_EXERCISE GOAL_. Here is a block of records. Copy every one of them exactly.
**** RECORDS SUPPLIED
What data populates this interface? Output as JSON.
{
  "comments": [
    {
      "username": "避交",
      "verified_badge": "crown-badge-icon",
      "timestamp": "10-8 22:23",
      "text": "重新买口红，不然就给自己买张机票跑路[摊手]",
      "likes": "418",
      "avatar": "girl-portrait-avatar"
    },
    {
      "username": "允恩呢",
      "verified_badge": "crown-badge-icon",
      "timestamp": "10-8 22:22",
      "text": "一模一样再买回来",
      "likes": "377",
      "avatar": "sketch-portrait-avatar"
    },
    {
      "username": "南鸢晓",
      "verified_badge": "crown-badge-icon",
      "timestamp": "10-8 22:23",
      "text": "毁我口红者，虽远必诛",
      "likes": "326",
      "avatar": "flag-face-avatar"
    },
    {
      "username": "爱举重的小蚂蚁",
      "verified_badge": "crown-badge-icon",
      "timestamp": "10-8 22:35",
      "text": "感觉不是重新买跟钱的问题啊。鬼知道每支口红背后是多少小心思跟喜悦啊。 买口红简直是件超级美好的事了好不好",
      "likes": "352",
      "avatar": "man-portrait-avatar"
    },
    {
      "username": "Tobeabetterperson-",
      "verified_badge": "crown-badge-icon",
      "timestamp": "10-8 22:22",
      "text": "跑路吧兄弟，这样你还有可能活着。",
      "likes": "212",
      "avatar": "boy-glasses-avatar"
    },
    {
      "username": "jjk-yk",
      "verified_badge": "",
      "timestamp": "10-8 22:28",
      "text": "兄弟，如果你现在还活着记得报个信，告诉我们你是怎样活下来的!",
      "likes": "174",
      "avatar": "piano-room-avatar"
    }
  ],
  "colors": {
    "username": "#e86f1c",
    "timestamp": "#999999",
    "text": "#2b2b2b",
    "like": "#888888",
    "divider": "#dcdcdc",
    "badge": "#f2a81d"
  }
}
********
_RESULT OF THIS EXERCISE_.
What data populates this interface? Output as JSON.
{
  "comments": [
    {
      "username": "避交",
      "verified_badge": "crown-badge-icon",
      "timestamp": "10-8 22:23",
      "text": "重新买口红，不然就给自己买张机票跑路[摊手]",
      "likes": "418",
      "avatar": "girl-portrait-avatar"
    },
    {
      "username": "允恩呢",
      "verified_badge": "crown-badge-icon",
      "timestamp": "10-8 22:22",
      "text": "一模一样再买回来",
      "likes": "377",
      "avatar": "sketch-portrait-avatar"
    },
    {
      "username": "南鸢晓",
      "verified_badge": "crown-badge-icon",
      "timestamp": "10-8 22:23",
      "text": "毁我口红者，虽远必诛",
      "likes": "326",
      "avatar": "flag-face-avatar"
    },
    {
      "username": "爱举重的小蚂蚁",
      "verified_badge": "crown-badge-icon",
      "timestamp": "10-8 22:35",
      "text": "感觉不是重新买跟钱的问题啊。鬼知道每支口红背后是多少小心思跟喜悦啊。 买口红简直是件超级美好的事了好不好",
      "likes": "352",
      "avatar": "man-portrait-avatar"
    },
    {
      "username": "Tobeabetterperson-",
      "verified_badge": "crown-badge-icon",
      "timestamp": "10-8 22:22",
      "text": "跑路吧兄弟，这样你还有可能活着。",
      "likes": "212",
      "avatar": "boy-glasses-avatar"
    },
    {
      "username": "jjk-yk",
      "verified_badge": "",
      "timestamp": "10-8 22:28",
      "text": "兄弟，如果你现在还活着记得报个信，告诉我们你是怎样活下来的!",
      "likes": "174",
      "avatar": "piano-room-avatar"
    }
  ],
  "colors": {
    "username": "#e86f1c",
    "timestamp": "#999999",
    "text": "#2b2b2b",
    "like": "#888888",
    "divider": "#dcdcdc",
    "badge": "#f2a81d"
  }
}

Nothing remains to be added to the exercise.